(Stored data entries)
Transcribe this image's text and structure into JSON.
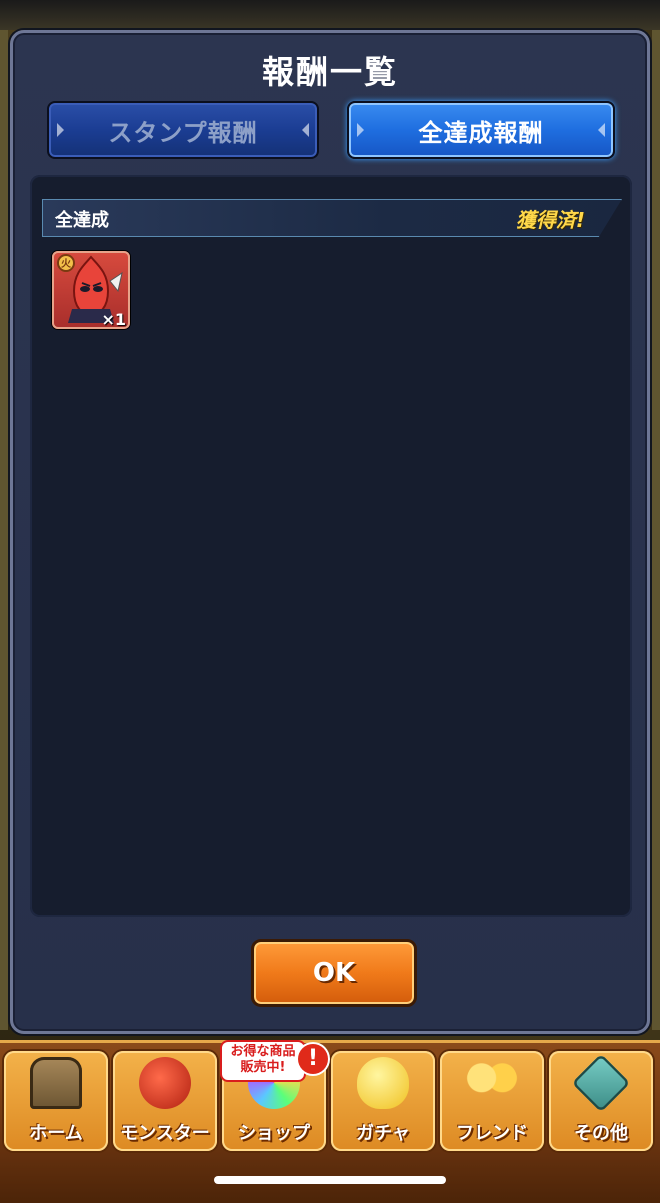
{
  "dialog": {
    "title": "報酬一覧",
    "tabs": [
      {
        "label": "スタンプ報酬",
        "selected": false
      },
      {
        "label": "全達成報酬",
        "selected": true
      }
    ],
    "section": {
      "label": "全達成",
      "status": "獲得済!"
    },
    "reward": {
      "icon": "red-monster-icon",
      "quantity": "×1"
    },
    "ok_label": "OK"
  },
  "nav": {
    "items": [
      {
        "label": "ホーム",
        "icon": "home-gate-icon"
      },
      {
        "label": "モンスター",
        "icon": "dragon-icon"
      },
      {
        "label": "ショップ",
        "icon": "rainbow-orb-icon"
      },
      {
        "label": "ガチャ",
        "icon": "egg-icon"
      },
      {
        "label": "フレンド",
        "icon": "friends-icon"
      },
      {
        "label": "その他",
        "icon": "question-sign-icon"
      }
    ],
    "shop_badge": "お得な商品 販売中!",
    "alert": "!"
  },
  "colors": {
    "tab_selected": "#1f6ee0",
    "tab_unselected": "#1b3d93",
    "status_gold": "#ffd84a",
    "ok_orange": "#f07a1a",
    "nav_orange": "#dd8a23"
  }
}
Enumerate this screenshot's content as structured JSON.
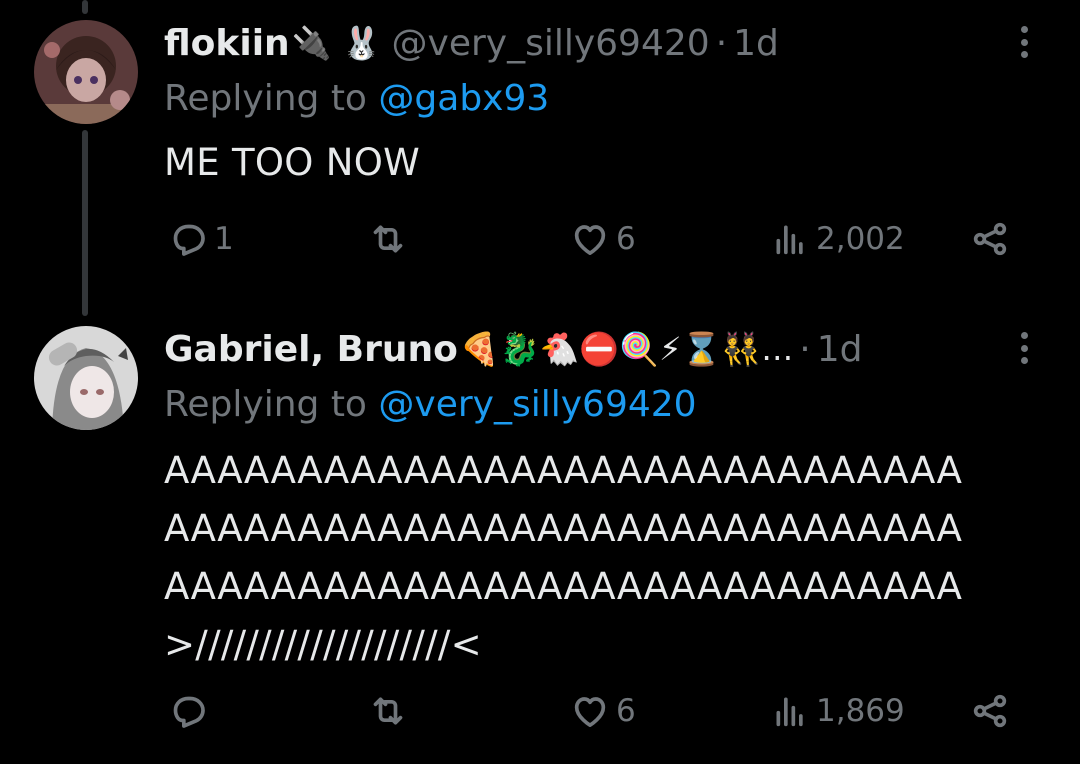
{
  "tweets": [
    {
      "name": "flokiin",
      "emoji": "🔌 🐰",
      "handle": "@very_silly69420",
      "separator": "·",
      "time": "1d",
      "replying_prefix": "Replying to",
      "replying_mention": "@gabx93",
      "text": "ME TOO NOW",
      "replies": "1",
      "retweets": "",
      "likes": "6",
      "views": "2,002"
    },
    {
      "name": "Gabriel, Bruno",
      "emoji": "🍕🐉🐔⛔🍭⚡⌛👯…",
      "separator": "·",
      "time": "1d",
      "replying_prefix": "Replying to",
      "replying_mention": "@very_silly69420",
      "text_lines": [
        "AAAAAAAAAAAAAAAAAAAAAAAAAAAAAA",
        "AAAAAAAAAAAAAAAAAAAAAAAAAAAAAA",
        "AAAAAAAAAAAAAAAAAAAAAAAAAAAAAA",
        ">////////////////////<"
      ],
      "replies": "",
      "retweets": "",
      "likes": "6",
      "views": "1,869"
    }
  ]
}
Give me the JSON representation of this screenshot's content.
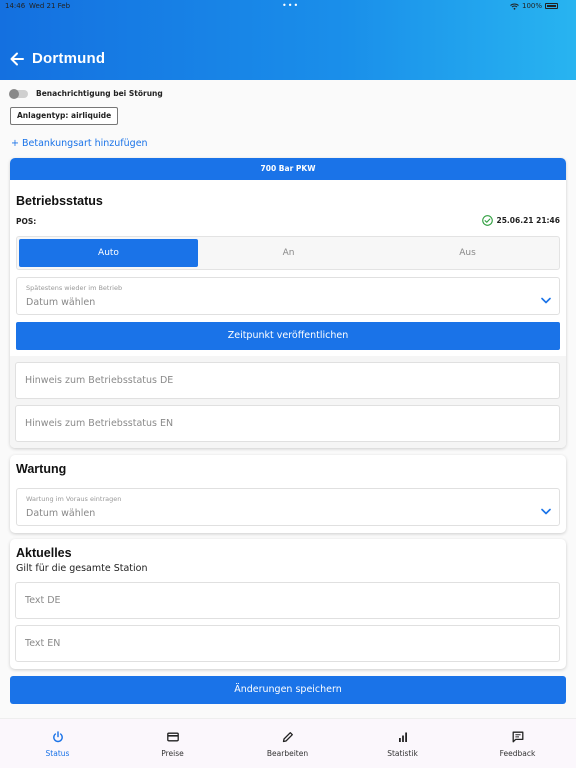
{
  "status_bar": {
    "time": "14:46",
    "date": "Wed 21 Feb",
    "battery": "100%"
  },
  "header": {
    "title": "Dortmund"
  },
  "notification_toggle": {
    "label": "Benachrichtigung bei Störung",
    "on": false
  },
  "plant_type_chip": "Anlagentyp: airliquide",
  "add_fueling_link": "+ Betankungsart hinzufügen",
  "status_card": {
    "topbar": "700 Bar PKW",
    "title": "Betriebsstatus",
    "pos_label": "POS:",
    "pos_timestamp": "25.06.21 21:46",
    "modes": [
      "Auto",
      "An",
      "Aus"
    ],
    "active_mode": "Auto",
    "date_field": {
      "label": "Spätestens wieder im Betrieb",
      "value": "Datum wählen"
    },
    "publish_button": "Zeitpunkt veröffentlichen",
    "hint_de_placeholder": "Hinweis zum Betriebsstatus DE",
    "hint_en_placeholder": "Hinweis zum Betriebsstatus EN"
  },
  "maintenance_card": {
    "title": "Wartung",
    "date_field": {
      "label": "Wartung im Voraus eintragen",
      "value": "Datum wählen"
    }
  },
  "news_card": {
    "title": "Aktuelles",
    "subtitle": "Gilt für die gesamte Station",
    "text_de_placeholder": "Text DE",
    "text_en_placeholder": "Text EN"
  },
  "save_button": "Änderungen speichern",
  "tabs": [
    {
      "label": "Status",
      "icon": "power-icon",
      "active": true
    },
    {
      "label": "Preise",
      "icon": "card-icon",
      "active": false
    },
    {
      "label": "Bearbeiten",
      "icon": "pencil-icon",
      "active": false
    },
    {
      "label": "Statistik",
      "icon": "bar-chart-icon",
      "active": false
    },
    {
      "label": "Feedback",
      "icon": "feedback-icon",
      "active": false
    }
  ],
  "colors": {
    "accent": "#1a73e8",
    "success": "#2e9e3e"
  }
}
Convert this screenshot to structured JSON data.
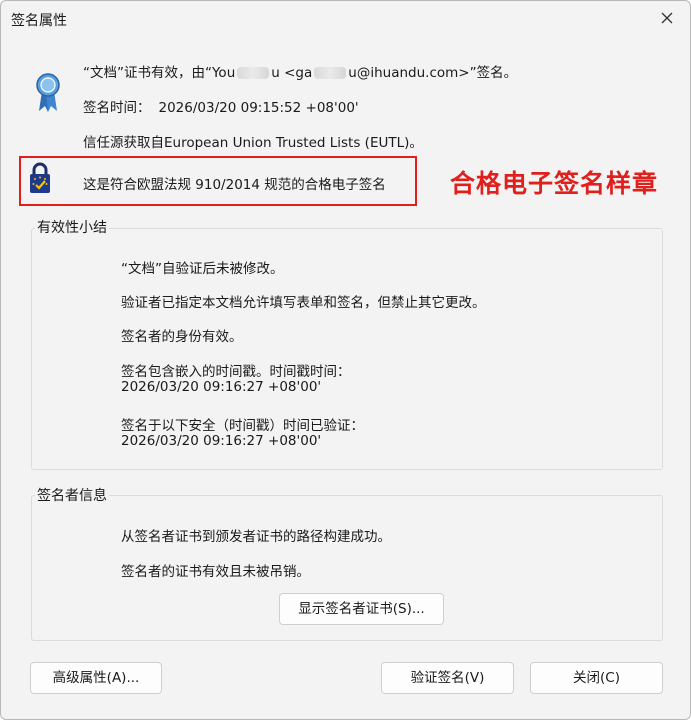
{
  "window": {
    "title": "签名属性"
  },
  "header": {
    "line1_prefix": "“文档”证书有效，由“You",
    "line1_blur1": "xxxxx",
    "line1_mid": "u <ga",
    "line1_blur2": "xxxx",
    "line1_suffix": "u@ihuandu.com>”签名。",
    "time_label": "签名时间：",
    "time_value": "2026/03/20 09:15:52 +08'00'",
    "trust_source": "信任源获取自European Union Trusted Lists (EUTL)。",
    "qualified_text": "这是符合欧盟法规 910/2014 规范的合格电子签名"
  },
  "annotation": {
    "label": "合格电子签名样章",
    "color": "#e0201c"
  },
  "validity": {
    "title": "有效性小结",
    "not_modified": "“文档”自验证后未被修改。",
    "permissions": "验证者已指定本文档允许填写表单和签名，但禁止其它更改。",
    "identity_valid": "签名者的身份有效。",
    "timestamp_label": "签名包含嵌入的时间戳。时间戳时间：",
    "timestamp_value": "2026/03/20 09:16:27 +08'00'",
    "verified_label": "签名于以下安全（时间戳）时间已验证：",
    "verified_value": "2026/03/20 09:16:27 +08'00'"
  },
  "signer": {
    "title": "签名者信息",
    "chain_ok": "从签名者证书到颁发者证书的路径构建成功。",
    "not_revoked": "签名者的证书有效且未被吊销。",
    "show_cert_button": "显示签名者证书(S)..."
  },
  "footer": {
    "advanced_button": "高级属性(A)...",
    "validate_button": "验证签名(V)",
    "close_button": "关闭(C)"
  }
}
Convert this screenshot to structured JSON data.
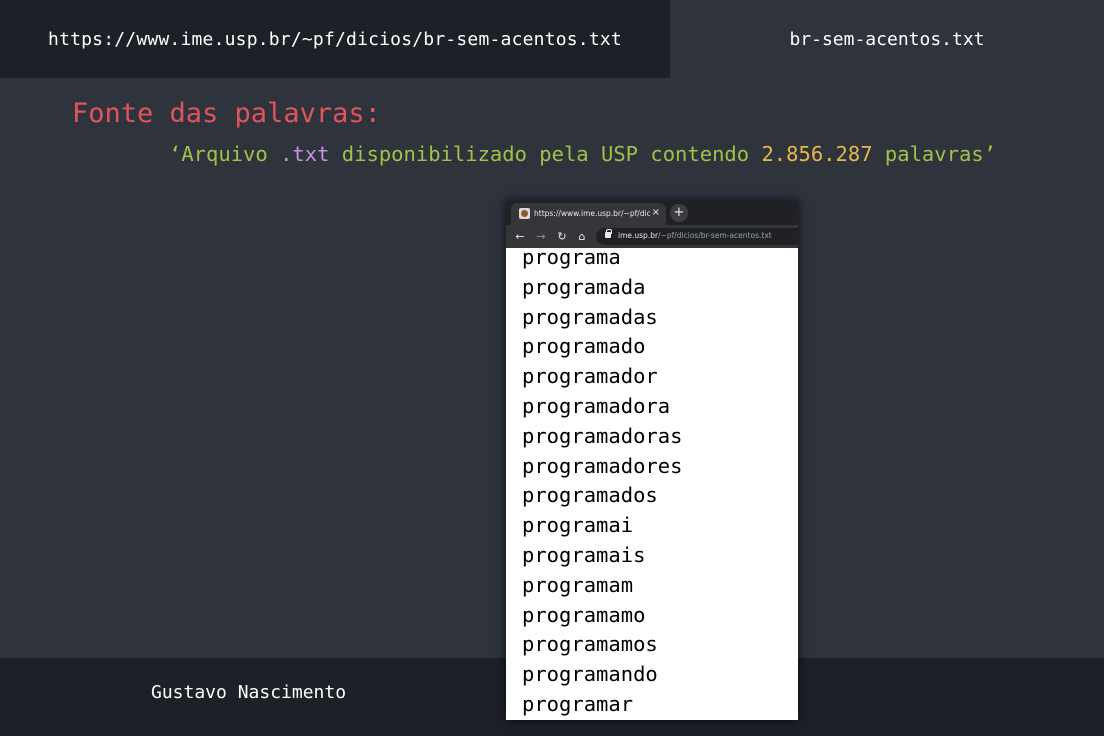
{
  "header": {
    "active_tab": "https://www.ime.usp.br/~pf/dicios/br-sem-acentos.txt",
    "other_tab": "br-sem-acentos.txt"
  },
  "main": {
    "heading": "Fonte das palavras:",
    "subline": {
      "open_quote": "‘",
      "part1": "Arquivo ",
      "ext": ".txt",
      "part2": " disponibilizado pela USP contendo ",
      "count": "2.856.287",
      "part3": " palavras",
      "close_quote": "’"
    }
  },
  "footer": {
    "author": "Gustavo Nascimento"
  },
  "browser": {
    "tab_title": "https://www.ime.usp.br/~pf/dicios/br-sem-acentos.txt",
    "tab_close": "×",
    "new_tab": "+",
    "back": "←",
    "forward": "→",
    "reload": "↻",
    "home": "⌂",
    "url_host": "ime.usp.br",
    "url_path": "/~pf/dicios/br-sem-acentos.txt",
    "words": [
      "programa",
      "programada",
      "programadas",
      "programado",
      "programador",
      "programadora",
      "programadoras",
      "programadores",
      "programados",
      "programai",
      "programais",
      "programam",
      "programamo",
      "programamos",
      "programando",
      "programar"
    ]
  },
  "colors": {
    "background": "#2f333c",
    "bar": "#1d2027",
    "heading": "#e0545b",
    "string": "#a2c04a",
    "keyword": "#c98fe0",
    "number": "#e5b84b"
  }
}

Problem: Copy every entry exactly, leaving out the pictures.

Reply:
Transcribe this image's text and structure into JSON.
{
  "dialog": {
    "title": "報酬一覧",
    "tabs": [
      {
        "label": "スタンプ報酬",
        "selected": false
      },
      {
        "label": "全達成報酬",
        "selected": true
      }
    ],
    "section": {
      "label": "全達成",
      "status": "獲得済!"
    },
    "reward": {
      "icon": "red-monster-icon",
      "quantity": "×1"
    },
    "ok_label": "OK"
  },
  "nav": {
    "items": [
      {
        "label": "ホーム",
        "icon": "home-gate-icon"
      },
      {
        "label": "モンスター",
        "icon": "dragon-icon"
      },
      {
        "label": "ショップ",
        "icon": "rainbow-orb-icon"
      },
      {
        "label": "ガチャ",
        "icon": "egg-icon"
      },
      {
        "label": "フレンド",
        "icon": "friends-icon"
      },
      {
        "label": "その他",
        "icon": "question-sign-icon"
      }
    ],
    "shop_badge": "お得な商品 販売中!",
    "alert": "!"
  },
  "colors": {
    "tab_selected": "#1f6ee0",
    "tab_unselected": "#1b3d93",
    "status_gold": "#ffd84a",
    "ok_orange": "#f07a1a",
    "nav_orange": "#dd8a23"
  }
}
Enumerate this screenshot's content as structured JSON.
{
  "tweets": [
    {
      "name": "flokiin",
      "emoji": "🔌 🐰",
      "handle": "@very_silly69420",
      "separator": "·",
      "time": "1d",
      "replying_prefix": "Replying to",
      "replying_mention": "@gabx93",
      "text": "ME TOO NOW",
      "replies": "1",
      "retweets": "",
      "likes": "6",
      "views": "2,002"
    },
    {
      "name": "Gabriel, Bruno",
      "emoji": "🍕🐉🐔⛔🍭⚡⌛👯…",
      "separator": "·",
      "time": "1d",
      "replying_prefix": "Replying to",
      "replying_mention": "@very_silly69420",
      "text_lines": [
        "AAAAAAAAAAAAAAAAAAAAAAAAAAAAAA",
        "AAAAAAAAAAAAAAAAAAAAAAAAAAAAAA",
        "AAAAAAAAAAAAAAAAAAAAAAAAAAAAAA",
        ">////////////////////<"
      ],
      "replies": "",
      "retweets": "",
      "likes": "6",
      "views": "1,869"
    }
  ]
}
Give me the JSON representation of this screenshot's content.
{
  "status_bar": {
    "time": "14:46",
    "date": "Wed 21 Feb",
    "battery": "100%"
  },
  "header": {
    "title": "Dortmund"
  },
  "notification_toggle": {
    "label": "Benachrichtigung bei Störung",
    "on": false
  },
  "plant_type_chip": "Anlagentyp: airliquide",
  "add_fueling_link": "+ Betankungsart hinzufügen",
  "status_card": {
    "topbar": "700 Bar PKW",
    "title": "Betriebsstatus",
    "pos_label": "POS:",
    "pos_timestamp": "25.06.21 21:46",
    "modes": [
      "Auto",
      "An",
      "Aus"
    ],
    "active_mode": "Auto",
    "date_field": {
      "label": "Spätestens wieder im Betrieb",
      "value": "Datum wählen"
    },
    "publish_button": "Zeitpunkt veröffentlichen",
    "hint_de_placeholder": "Hinweis zum Betriebsstatus DE",
    "hint_en_placeholder": "Hinweis zum Betriebsstatus EN"
  },
  "maintenance_card": {
    "title": "Wartung",
    "date_field": {
      "label": "Wartung im Voraus eintragen",
      "value": "Datum wählen"
    }
  },
  "news_card": {
    "title": "Aktuelles",
    "subtitle": "Gilt für die gesamte Station",
    "text_de_placeholder": "Text DE",
    "text_en_placeholder": "Text EN"
  },
  "save_button": "Änderungen speichern",
  "tabs": [
    {
      "label": "Status",
      "icon": "power-icon",
      "active": true
    },
    {
      "label": "Preise",
      "icon": "card-icon",
      "active": false
    },
    {
      "label": "Bearbeiten",
      "icon": "pencil-icon",
      "active": false
    },
    {
      "label": "Statistik",
      "icon": "bar-chart-icon",
      "active": false
    },
    {
      "label": "Feedback",
      "icon": "feedback-icon",
      "active": false
    }
  ],
  "colors": {
    "accent": "#1a73e8",
    "success": "#2e9e3e"
  }
}
Convert this screenshot to structured JSON data.
{
  "window": {
    "title": "签名属性"
  },
  "header": {
    "line1_prefix": "“文档”证书有效，由“You",
    "line1_blur1": "xxxxx",
    "line1_mid": "u <ga",
    "line1_blur2": "xxxx",
    "line1_suffix": "u@ihuandu.com>”签名。",
    "time_label": "签名时间：",
    "time_value": "2026/03/20 09:15:52 +08'00'",
    "trust_source": "信任源获取自European Union Trusted Lists (EUTL)。",
    "qualified_text": "这是符合欧盟法规 910/2014 规范的合格电子签名"
  },
  "annotation": {
    "label": "合格电子签名样章",
    "color": "#e0201c"
  },
  "validity": {
    "title": "有效性小结",
    "not_modified": "“文档”自验证后未被修改。",
    "permissions": "验证者已指定本文档允许填写表单和签名，但禁止其它更改。",
    "identity_valid": "签名者的身份有效。",
    "timestamp_label": "签名包含嵌入的时间戳。时间戳时间：",
    "timestamp_value": "2026/03/20 09:16:27 +08'00'",
    "verified_label": "签名于以下安全（时间戳）时间已验证：",
    "verified_value": "2026/03/20 09:16:27 +08'00'"
  },
  "signer": {
    "title": "签名者信息",
    "chain_ok": "从签名者证书到颁发者证书的路径构建成功。",
    "not_revoked": "签名者的证书有效且未被吊销。",
    "show_cert_button": "显示签名者证书(S)..."
  },
  "footer": {
    "advanced_button": "高级属性(A)...",
    "validate_button": "验证签名(V)",
    "close_button": "关闭(C)"
  }
}
Convert this screenshot to structured JSON data.
{
  "header": {
    "active_tab": "https://www.ime.usp.br/~pf/dicios/br-sem-acentos.txt",
    "other_tab": "br-sem-acentos.txt"
  },
  "main": {
    "heading": "Fonte das palavras:",
    "subline": {
      "open_quote": "‘",
      "part1": "Arquivo ",
      "ext": ".txt",
      "part2": " disponibilizado pela USP contendo ",
      "count": "2.856.287",
      "part3": " palavras",
      "close_quote": "’"
    }
  },
  "footer": {
    "author": "Gustavo Nascimento"
  },
  "browser": {
    "tab_title": "https://www.ime.usp.br/~pf/dicios/br-sem-acentos.txt",
    "tab_close": "×",
    "new_tab": "+",
    "back": "←",
    "forward": "→",
    "reload": "↻",
    "home": "⌂",
    "url_host": "ime.usp.br",
    "url_path": "/~pf/dicios/br-sem-acentos.txt",
    "words": [
      "programa",
      "programada",
      "programadas",
      "programado",
      "programador",
      "programadora",
      "programadoras",
      "programadores",
      "programados",
      "programai",
      "programais",
      "programam",
      "programamo",
      "programamos",
      "programando",
      "programar"
    ]
  },
  "colors": {
    "background": "#2f333c",
    "bar": "#1d2027",
    "heading": "#e0545b",
    "string": "#a2c04a",
    "keyword": "#c98fe0",
    "number": "#e5b84b"
  }
}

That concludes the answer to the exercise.